§ **Work instructions**:
Check every line of the entries below for the word "history", and copy the ones that have it.

==========

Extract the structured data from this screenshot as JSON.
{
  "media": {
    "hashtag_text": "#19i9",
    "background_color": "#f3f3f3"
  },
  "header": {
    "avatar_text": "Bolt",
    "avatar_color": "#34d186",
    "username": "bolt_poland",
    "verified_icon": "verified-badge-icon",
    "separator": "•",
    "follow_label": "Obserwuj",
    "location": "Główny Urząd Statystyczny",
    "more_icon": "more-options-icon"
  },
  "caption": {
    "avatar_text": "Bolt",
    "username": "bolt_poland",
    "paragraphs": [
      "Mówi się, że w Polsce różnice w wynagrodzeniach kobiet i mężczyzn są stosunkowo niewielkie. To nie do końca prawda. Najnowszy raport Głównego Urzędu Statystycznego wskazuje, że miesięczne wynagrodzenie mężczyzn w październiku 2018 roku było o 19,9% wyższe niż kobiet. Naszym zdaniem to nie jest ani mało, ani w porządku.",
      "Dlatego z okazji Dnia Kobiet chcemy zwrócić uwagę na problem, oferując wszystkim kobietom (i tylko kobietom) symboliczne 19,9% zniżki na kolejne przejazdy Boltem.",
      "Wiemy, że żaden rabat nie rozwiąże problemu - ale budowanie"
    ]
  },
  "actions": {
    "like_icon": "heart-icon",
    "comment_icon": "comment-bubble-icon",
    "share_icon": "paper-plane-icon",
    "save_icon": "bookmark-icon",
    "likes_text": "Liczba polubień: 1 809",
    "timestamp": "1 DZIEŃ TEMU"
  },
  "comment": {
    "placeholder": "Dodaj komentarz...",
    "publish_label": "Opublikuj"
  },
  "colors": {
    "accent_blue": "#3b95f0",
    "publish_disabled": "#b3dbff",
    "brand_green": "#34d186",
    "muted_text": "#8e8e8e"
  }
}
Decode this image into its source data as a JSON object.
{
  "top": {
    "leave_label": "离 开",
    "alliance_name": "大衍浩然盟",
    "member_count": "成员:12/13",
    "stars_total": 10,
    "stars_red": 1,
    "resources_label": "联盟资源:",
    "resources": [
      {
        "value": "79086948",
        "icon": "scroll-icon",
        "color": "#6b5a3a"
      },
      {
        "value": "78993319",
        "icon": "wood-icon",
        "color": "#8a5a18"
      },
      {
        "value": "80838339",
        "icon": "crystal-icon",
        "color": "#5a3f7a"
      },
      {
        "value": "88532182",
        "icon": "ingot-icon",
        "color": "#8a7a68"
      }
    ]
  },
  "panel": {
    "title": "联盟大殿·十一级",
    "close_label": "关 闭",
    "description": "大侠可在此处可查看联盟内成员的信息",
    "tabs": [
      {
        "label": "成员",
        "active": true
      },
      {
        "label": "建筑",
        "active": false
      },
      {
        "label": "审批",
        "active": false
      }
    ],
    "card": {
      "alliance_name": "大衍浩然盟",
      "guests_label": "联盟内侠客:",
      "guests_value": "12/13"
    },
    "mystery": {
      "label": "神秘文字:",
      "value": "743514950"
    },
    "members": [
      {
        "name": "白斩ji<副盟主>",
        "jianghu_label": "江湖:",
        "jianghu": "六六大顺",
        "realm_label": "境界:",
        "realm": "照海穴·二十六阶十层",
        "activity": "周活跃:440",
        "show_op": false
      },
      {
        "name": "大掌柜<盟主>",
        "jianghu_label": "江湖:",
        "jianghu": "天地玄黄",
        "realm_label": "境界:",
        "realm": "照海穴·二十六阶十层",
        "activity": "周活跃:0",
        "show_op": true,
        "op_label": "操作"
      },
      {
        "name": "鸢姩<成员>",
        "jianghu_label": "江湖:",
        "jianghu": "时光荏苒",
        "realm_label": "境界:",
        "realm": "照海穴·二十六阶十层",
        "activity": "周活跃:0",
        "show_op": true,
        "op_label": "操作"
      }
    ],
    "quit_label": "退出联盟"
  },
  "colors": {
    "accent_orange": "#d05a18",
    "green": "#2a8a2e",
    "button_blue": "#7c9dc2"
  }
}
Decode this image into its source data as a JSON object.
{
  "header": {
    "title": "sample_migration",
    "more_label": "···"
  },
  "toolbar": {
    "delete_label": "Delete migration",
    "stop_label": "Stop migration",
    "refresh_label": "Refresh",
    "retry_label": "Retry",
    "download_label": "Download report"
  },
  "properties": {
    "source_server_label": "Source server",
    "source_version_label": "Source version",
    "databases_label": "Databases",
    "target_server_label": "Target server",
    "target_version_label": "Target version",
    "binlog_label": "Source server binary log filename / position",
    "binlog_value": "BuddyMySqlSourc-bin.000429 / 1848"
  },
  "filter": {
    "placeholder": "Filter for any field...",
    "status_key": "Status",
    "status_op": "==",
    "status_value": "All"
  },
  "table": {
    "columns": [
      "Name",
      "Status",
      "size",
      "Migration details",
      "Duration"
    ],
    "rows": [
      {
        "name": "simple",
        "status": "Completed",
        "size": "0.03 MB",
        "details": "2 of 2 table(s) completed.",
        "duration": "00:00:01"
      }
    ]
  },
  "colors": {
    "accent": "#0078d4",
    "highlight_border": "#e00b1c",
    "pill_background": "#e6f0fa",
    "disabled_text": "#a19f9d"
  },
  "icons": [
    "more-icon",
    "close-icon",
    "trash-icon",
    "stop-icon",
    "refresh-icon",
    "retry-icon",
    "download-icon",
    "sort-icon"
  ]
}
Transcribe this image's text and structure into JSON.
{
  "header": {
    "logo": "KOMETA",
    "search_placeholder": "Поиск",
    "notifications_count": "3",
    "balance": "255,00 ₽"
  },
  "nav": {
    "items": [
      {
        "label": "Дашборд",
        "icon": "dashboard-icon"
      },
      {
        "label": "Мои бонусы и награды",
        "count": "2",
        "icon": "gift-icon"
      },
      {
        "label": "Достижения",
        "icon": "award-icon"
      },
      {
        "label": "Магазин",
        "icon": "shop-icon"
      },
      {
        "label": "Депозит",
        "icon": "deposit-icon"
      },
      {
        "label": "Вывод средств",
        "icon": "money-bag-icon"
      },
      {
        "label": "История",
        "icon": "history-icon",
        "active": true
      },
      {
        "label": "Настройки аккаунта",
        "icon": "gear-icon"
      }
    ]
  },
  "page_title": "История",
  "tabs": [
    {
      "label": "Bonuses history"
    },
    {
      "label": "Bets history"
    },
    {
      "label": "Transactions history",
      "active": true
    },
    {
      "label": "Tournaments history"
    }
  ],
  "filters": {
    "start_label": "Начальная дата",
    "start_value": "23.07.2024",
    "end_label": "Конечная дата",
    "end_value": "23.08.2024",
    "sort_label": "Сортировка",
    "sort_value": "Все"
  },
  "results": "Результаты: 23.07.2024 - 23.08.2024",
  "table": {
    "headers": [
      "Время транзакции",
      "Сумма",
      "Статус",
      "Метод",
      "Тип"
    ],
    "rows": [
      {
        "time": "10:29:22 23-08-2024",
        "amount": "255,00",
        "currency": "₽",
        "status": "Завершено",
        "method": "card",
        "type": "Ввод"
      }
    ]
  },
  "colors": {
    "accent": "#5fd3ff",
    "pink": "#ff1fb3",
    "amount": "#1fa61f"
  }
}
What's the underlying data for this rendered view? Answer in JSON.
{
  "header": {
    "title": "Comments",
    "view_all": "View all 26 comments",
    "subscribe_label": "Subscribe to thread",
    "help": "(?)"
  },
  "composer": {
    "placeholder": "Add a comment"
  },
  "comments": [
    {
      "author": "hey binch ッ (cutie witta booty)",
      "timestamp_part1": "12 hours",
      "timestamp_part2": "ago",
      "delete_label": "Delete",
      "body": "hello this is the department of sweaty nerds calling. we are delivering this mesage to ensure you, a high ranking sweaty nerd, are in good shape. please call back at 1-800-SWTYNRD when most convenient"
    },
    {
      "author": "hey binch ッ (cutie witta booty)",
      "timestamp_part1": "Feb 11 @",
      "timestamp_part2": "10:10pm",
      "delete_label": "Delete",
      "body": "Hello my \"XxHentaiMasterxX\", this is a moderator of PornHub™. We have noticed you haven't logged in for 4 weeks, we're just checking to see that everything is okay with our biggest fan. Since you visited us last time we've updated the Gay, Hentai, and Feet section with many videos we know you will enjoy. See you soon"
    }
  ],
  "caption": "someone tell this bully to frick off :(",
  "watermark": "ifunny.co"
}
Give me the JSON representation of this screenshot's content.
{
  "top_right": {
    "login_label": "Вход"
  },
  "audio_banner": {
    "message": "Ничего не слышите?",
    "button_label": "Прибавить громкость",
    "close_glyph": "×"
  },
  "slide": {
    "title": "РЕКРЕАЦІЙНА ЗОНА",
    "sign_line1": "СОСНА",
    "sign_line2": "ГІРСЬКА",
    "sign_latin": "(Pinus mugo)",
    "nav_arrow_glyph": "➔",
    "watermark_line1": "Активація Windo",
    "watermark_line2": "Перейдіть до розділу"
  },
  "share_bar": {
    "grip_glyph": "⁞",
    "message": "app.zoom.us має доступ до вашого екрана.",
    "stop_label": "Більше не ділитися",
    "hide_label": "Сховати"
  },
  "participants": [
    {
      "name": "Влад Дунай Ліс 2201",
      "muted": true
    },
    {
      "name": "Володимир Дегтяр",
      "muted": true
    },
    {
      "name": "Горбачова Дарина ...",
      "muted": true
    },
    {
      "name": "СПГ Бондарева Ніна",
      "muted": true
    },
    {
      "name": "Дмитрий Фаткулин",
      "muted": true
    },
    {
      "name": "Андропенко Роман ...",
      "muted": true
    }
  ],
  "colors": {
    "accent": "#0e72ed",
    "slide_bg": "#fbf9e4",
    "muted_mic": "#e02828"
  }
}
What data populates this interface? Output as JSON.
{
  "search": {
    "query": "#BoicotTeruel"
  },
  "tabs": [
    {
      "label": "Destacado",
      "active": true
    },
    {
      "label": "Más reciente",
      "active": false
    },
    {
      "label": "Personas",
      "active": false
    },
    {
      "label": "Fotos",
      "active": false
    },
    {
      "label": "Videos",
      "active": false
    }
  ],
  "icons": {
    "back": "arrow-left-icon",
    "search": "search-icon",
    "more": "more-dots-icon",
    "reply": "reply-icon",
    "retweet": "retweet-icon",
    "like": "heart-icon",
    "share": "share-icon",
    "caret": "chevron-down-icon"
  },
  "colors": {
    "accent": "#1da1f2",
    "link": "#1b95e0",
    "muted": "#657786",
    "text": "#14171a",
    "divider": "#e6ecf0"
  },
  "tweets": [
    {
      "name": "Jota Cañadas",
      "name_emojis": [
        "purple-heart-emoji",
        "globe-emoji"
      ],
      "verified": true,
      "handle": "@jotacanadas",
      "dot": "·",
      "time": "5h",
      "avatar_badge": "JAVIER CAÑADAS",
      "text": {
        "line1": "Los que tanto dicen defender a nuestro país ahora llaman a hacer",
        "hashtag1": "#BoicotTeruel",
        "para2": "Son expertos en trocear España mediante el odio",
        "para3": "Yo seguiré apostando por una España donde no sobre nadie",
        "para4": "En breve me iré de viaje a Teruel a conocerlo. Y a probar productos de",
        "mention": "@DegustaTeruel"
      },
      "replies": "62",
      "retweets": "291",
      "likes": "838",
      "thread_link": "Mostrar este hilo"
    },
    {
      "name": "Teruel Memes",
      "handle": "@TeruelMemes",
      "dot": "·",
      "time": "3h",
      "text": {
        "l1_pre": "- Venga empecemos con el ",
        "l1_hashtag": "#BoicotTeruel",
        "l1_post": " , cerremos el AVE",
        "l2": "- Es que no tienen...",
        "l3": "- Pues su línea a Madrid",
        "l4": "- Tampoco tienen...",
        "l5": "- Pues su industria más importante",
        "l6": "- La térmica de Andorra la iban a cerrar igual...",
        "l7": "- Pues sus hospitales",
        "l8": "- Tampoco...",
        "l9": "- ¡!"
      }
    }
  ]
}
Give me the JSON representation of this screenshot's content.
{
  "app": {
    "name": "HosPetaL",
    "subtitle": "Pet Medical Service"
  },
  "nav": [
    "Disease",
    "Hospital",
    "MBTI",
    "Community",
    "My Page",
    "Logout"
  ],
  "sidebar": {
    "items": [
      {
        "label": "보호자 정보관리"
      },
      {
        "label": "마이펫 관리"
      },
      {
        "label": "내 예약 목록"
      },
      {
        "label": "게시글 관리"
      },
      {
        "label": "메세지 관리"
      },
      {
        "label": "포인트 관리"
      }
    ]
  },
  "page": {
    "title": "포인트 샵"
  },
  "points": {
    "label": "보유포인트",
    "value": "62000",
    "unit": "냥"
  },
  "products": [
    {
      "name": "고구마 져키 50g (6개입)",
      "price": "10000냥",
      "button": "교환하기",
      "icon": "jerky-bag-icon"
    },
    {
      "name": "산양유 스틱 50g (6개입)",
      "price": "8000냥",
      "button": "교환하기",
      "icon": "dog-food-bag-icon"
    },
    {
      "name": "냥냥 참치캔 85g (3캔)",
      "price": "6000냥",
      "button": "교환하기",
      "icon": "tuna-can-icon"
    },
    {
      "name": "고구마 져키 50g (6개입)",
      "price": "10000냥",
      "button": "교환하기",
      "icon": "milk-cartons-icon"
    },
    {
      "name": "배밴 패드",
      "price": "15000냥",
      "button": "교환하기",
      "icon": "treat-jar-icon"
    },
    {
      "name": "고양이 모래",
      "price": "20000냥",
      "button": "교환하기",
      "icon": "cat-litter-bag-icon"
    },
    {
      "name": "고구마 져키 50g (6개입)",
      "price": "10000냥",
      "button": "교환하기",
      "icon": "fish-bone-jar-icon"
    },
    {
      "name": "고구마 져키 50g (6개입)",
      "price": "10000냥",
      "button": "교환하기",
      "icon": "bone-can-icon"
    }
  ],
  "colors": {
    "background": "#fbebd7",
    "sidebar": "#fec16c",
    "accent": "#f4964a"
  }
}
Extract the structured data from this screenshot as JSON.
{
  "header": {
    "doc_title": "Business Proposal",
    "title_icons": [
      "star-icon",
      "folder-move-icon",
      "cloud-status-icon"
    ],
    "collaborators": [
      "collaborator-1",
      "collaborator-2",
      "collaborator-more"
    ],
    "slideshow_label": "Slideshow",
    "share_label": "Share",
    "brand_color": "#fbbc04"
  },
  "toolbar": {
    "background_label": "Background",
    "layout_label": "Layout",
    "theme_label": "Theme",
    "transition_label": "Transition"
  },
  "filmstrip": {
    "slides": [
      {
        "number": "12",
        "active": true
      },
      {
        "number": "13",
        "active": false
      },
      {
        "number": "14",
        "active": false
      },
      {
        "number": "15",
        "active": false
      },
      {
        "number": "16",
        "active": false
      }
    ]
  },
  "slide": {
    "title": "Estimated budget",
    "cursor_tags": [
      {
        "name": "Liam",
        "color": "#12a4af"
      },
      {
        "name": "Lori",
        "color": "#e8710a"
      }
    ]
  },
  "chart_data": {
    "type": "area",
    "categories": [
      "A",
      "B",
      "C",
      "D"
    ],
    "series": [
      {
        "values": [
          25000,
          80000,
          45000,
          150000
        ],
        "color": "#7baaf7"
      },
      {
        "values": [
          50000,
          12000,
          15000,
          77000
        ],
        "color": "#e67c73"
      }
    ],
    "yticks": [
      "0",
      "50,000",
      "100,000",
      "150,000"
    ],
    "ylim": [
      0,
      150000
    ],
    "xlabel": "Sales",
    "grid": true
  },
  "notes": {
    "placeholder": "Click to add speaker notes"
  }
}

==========

§ **Exercise response**:
        "icon": "history-icon",
      "label": "Bonuses history"
      "label": "Bets history"
      "label": "Transactions history",
      "label": "Tournaments history"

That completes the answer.